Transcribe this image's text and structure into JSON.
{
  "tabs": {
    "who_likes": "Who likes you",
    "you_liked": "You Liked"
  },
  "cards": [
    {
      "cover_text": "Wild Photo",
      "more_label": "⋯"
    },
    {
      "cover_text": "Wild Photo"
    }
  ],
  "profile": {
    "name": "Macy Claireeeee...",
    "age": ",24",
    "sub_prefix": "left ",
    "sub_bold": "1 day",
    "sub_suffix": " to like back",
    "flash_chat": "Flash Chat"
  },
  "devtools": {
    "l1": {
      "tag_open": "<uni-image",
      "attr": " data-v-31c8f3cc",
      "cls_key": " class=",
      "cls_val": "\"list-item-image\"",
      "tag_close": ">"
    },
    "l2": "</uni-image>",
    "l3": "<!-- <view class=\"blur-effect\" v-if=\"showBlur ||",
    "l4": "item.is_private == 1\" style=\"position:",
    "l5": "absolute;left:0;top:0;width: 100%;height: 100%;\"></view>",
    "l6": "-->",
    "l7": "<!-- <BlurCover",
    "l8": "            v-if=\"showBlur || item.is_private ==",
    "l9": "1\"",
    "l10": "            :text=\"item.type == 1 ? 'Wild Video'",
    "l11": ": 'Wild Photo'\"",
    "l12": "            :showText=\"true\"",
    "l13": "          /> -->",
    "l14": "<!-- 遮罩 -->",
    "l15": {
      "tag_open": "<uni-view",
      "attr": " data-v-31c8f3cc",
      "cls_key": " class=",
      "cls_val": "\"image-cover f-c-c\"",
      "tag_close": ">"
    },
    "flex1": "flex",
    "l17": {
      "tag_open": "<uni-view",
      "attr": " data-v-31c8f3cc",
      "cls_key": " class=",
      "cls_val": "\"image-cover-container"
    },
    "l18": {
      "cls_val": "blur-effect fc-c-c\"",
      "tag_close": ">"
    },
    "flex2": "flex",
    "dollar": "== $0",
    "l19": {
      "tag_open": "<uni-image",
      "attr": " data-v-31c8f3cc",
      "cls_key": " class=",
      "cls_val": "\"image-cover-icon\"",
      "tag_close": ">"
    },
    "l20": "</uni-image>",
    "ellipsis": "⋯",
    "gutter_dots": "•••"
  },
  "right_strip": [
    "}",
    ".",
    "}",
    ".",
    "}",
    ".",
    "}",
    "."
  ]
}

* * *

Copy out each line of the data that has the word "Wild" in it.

      "cover_text": "Wild Photo",
      "cover_text": "Wild Photo"
    "l10": "            :text=\"item.type == 1 ? 'Wild Video'",
    "l11": ": 'Wild Photo'\"",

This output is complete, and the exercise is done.